- EXERCISE: The records below need to be printed in full. Keep each one exact.

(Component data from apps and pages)
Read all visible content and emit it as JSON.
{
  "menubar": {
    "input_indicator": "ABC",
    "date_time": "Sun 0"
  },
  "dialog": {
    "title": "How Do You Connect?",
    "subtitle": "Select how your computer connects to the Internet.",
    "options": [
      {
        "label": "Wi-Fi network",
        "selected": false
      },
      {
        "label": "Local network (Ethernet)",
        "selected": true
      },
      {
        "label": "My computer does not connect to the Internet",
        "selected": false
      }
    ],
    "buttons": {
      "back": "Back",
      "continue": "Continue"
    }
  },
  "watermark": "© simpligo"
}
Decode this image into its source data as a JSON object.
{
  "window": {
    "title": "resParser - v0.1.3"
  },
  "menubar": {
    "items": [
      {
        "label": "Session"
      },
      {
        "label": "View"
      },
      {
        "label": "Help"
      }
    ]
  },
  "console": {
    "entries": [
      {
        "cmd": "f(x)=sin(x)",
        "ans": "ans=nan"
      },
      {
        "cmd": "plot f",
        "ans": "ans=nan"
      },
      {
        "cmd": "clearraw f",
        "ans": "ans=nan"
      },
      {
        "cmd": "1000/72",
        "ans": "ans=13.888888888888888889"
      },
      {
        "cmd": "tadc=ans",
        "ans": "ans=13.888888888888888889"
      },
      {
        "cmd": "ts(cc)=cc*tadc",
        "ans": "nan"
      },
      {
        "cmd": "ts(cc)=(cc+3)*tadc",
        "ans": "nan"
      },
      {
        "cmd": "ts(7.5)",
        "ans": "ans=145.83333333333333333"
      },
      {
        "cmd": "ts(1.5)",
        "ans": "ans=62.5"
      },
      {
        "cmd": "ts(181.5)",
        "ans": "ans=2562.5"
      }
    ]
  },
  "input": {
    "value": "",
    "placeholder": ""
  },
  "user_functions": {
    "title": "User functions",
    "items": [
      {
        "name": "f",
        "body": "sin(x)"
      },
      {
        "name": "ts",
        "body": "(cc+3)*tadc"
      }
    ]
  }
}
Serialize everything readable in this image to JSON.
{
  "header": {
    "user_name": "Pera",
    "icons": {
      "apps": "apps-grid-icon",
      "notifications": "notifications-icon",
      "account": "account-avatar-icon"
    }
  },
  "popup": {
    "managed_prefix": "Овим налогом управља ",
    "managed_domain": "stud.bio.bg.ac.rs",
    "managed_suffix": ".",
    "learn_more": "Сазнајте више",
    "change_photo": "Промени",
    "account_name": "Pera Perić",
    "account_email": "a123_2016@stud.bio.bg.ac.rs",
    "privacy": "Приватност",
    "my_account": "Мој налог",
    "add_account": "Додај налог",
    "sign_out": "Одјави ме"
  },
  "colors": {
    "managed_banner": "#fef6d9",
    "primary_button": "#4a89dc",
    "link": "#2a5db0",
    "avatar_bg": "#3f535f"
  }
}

- REPLY TO THE EXERCISE:
Read all visible content and emit it as JSON.
{
  "menubar": {
    "input_indicator": "ABC",
    "date_time": "Sun 0"
  },
  "dialog": {
    "title": "How Do You Connect?",
    "subtitle": "Select how your computer connects to the Internet.",
    "options": [
      {
        "label": "Wi-Fi network",
        "selected": false
      },
      {
        "label": "Local network (Ethernet)",
        "selected": true
      },
      {
        "label": "My computer does not connect to the Internet",
        "selected": false
      }
    ],
    "buttons": {
      "back": "Back",
      "continue": "Continue"
    }
  },
  "watermark": "© simpligo"
}
Decode this image into its source data as a JSON object.
{
  "window": {
    "title": "resParser - v0.1.3"
  },
  "menubar": {
    "items": [
      {
        "label": "Session"
      },
      {
        "label": "View"
      },
      {
        "label": "Help"
      }
    ]
  },
  "console": {
    "entries": [
      {
        "cmd": "f(x)=sin(x)",
        "ans": "ans=nan"
      },
      {
        "cmd": "plot f",
        "ans": "ans=nan"
      },
      {
        "cmd": "clearraw f",
        "ans": "ans=nan"
      },
      {
        "cmd": "1000/72",
        "ans": "ans=13.888888888888888889"
      },
      {
        "cmd": "tadc=ans",
        "ans": "ans=13.888888888888888889"
      },
      {
        "cmd": "ts(cc)=cc*tadc",
        "ans": "nan"
      },
      {
        "cmd": "ts(cc)=(cc+3)*tadc",
        "ans": "nan"
      },
      {
        "cmd": "ts(7.5)",
        "ans": "ans=145.83333333333333333"
      },
      {
        "cmd": "ts(1.5)",
        "ans": "ans=62.5"
      },
      {
        "cmd": "ts(181.5)",
        "ans": "ans=2562.5"
      }
    ]
  },
  "input": {
    "value": "",
    "placeholder": ""
  },
  "user_functions": {
    "title": "User functions",
    "items": [
      {
        "name": "f",
        "body": "sin(x)"
      },
      {
        "name": "ts",
        "body": "(cc+3)*tadc"
      }
    ]
  }
}
Serialize everything readable in this image to JSON.
{
  "header": {
    "user_name": "Pera",
    "icons": {
      "apps": "apps-grid-icon",
      "notifications": "notifications-icon",
      "account": "account-avatar-icon"
    }
  },
  "popup": {
    "managed_prefix": "Овим налогом управља ",
    "managed_domain": "stud.bio.bg.ac.rs",
    "managed_suffix": ".",
    "learn_more": "Сазнајте више",
    "change_photo": "Промени",
    "account_name": "Pera Perić",
    "account_email": "a123_2016@stud.bio.bg.ac.rs",
    "privacy": "Приватност",
    "my_account": "Мој налог",
    "add_account": "Додај налог",
    "sign_out": "Одјави ме"
  },
  "colors": {
    "managed_banner": "#fef6d9",
    "primary_button": "#4a89dc",
    "link": "#2a5db0",
    "avatar_bg": "#3f535f"
  }
}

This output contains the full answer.